“The first achievement that comes to mind, at the age of 15 I captained my school team St. Mary's Holy Faith (Killester) in representing Ireland in the Catholic Student games in Lisbon, Portugal, where we won gold. On returning home our whole school turned out at Dublin Airport and carried us on their shoulders through the airport. The second achievement was captaining the Ireland senior women's team in winning the Four Countries Tournament. It was the first time for the Irish senior women’s team to win the Four Countries.”
Q: Away from Phoenix Basketball Club you’re also chair of the Women’s National League Committee (WNLC), you’re very much engrained in the game, how do you switch off from it?
“I love spending quality time with my family, who are very supportive to what I'm involved in. I now have a grandaughter Grace and two more on the way, so hopefully have a team of the future! I'm very competitive and love playing Scrabble, Bananagrams and Boggle. My favourite Scrabble opponent is Kelvin Troy. We have played many a game over the years, but you better ask him who is the champ!”
Q: Your children Susie and Paul have played National League basketball, Paul has moved back to Belfast and will be playing with Belfast Star this season. What are you like when watching them – relaxed, or on the edge of your seat almost going through every play?!
“I'm more nervous watching them, as I ever was as a player. I enjoy watching their games, as they are both really good team players.
Q: Was it you bending Paul’s ear to try to coax him back playing in Belfast?!
“Definitely not, but I love having him home again. Paul has his reasons for doing this, but I am very pleased, as I will get to see most of his games.”
Q: Coaching is clearly in the blood, your brother Martin Grennell, his sons Jonathan and Mark all at Killester and obviously yourself. Can you see Susie or Paul getting into coaching too?
“Paul and Susie both have coached with Phoenix and at the Hard 2 Guard Camps throughout their playing careers with Phoenix. Susie is expecting baby number two, but I know once Grace starts playing she and her husband Conor, who plays for Star, will definitely be coaching. I think Paul will eventually go into coaching, as with all his experiences he has so much to offer the future generation.”
Q: Let’s turn our attentions to this season, Phoenix Basketball Club, you had brought in an American, Devona Stell from Atlanta, Georgia, but she’s now gone to France to play due to the halt in our season, I guess it’s just another example of the impact Covid-19 has had?
“Yes it was such a shame, as she was a really good fit for our team.
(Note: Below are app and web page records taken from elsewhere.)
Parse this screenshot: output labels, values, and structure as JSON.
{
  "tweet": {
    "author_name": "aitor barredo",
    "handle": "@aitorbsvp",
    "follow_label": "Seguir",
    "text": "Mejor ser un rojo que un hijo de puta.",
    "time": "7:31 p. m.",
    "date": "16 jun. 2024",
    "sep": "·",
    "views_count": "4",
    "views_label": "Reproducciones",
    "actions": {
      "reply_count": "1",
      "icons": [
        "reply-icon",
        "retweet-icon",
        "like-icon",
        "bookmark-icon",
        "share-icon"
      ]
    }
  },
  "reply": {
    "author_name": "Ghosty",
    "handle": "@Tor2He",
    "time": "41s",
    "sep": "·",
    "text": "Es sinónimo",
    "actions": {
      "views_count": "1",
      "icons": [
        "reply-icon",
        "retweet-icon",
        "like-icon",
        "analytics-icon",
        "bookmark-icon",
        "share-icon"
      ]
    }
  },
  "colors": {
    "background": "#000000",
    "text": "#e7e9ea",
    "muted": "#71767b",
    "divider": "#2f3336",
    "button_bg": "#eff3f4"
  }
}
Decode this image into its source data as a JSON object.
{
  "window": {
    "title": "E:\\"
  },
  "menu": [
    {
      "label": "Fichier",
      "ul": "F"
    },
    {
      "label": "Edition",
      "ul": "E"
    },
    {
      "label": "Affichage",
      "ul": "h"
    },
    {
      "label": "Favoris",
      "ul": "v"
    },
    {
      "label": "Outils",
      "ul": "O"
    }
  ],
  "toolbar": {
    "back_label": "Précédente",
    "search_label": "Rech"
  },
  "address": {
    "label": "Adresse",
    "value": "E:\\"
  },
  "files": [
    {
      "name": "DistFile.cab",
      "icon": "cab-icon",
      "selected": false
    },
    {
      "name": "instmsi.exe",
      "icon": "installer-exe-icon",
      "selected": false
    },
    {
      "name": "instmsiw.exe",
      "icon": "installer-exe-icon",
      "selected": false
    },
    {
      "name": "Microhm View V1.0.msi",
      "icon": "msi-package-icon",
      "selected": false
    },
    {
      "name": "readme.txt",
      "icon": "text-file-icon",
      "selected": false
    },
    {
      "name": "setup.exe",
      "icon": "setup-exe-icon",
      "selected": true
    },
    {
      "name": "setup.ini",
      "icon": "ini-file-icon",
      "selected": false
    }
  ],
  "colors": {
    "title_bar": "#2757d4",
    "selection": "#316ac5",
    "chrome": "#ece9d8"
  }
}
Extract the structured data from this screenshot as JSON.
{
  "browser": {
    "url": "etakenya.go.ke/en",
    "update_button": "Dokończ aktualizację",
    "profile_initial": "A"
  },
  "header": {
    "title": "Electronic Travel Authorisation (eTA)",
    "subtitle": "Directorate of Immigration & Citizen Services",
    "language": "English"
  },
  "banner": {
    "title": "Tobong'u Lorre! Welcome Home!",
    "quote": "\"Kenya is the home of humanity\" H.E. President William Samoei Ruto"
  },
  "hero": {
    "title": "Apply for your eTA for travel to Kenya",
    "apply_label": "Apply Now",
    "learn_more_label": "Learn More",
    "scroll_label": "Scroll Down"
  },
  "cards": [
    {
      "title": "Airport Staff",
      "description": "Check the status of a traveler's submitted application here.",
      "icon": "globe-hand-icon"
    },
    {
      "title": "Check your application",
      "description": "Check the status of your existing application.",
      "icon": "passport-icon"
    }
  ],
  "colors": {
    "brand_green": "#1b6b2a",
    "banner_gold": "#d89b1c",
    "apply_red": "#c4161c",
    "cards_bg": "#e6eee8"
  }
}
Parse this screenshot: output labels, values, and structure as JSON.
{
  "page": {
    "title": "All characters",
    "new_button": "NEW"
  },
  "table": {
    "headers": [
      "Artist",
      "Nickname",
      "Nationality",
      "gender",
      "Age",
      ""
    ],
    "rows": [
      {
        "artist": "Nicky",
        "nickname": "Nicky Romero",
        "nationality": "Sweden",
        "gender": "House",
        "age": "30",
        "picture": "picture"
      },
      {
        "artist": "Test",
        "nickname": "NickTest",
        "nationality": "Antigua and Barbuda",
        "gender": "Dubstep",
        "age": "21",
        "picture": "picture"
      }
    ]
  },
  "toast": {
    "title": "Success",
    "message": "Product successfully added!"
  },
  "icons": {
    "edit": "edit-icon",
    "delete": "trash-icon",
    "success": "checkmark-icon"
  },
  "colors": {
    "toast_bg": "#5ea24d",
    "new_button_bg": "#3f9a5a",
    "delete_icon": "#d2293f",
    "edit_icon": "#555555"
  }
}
She was devastated that the season was halted, as she was looking forward to playing here. We were delighted that she got the opportunity to trial in France and hopefully we might see her back here at some stage.”
Q: How is the rest of your squad shaping up for the season?
“It was shaping up well, but unfortunately we have not been allowed train for the past five weeks due to lockdown. We have a young team, with the McGrath sisters (Charley and Georgie), Aoife Turley, Cassie Taylor, Maeve Deery and new transfer Muirin McCreanor. The experience of Mairead McNally, Sinead Smye and Rebecca Barker is crucial for our team. Phoenix Under-18 players Anna Duncan and Anna Cassidy will join the team for their first season.”
Q: Are there any up-and-coming players through your underage set-up at the club who might make the breakthrough into the senior side that we should be watching out for this season?
“Aoife Turley and Cassie Taylor joined the squad last season, but due to study commitments did not get to play a lot, but this season they are fully committed and I really think they will make an impact in the league.”
Q: And finally, what are your hopes for the season when it does get up and running?
“My hope is that we have a season soon. I'm hoping and I believe it will be a very competitive league and Cup and Rockets will be up there competing to the end of this unforgettable season.”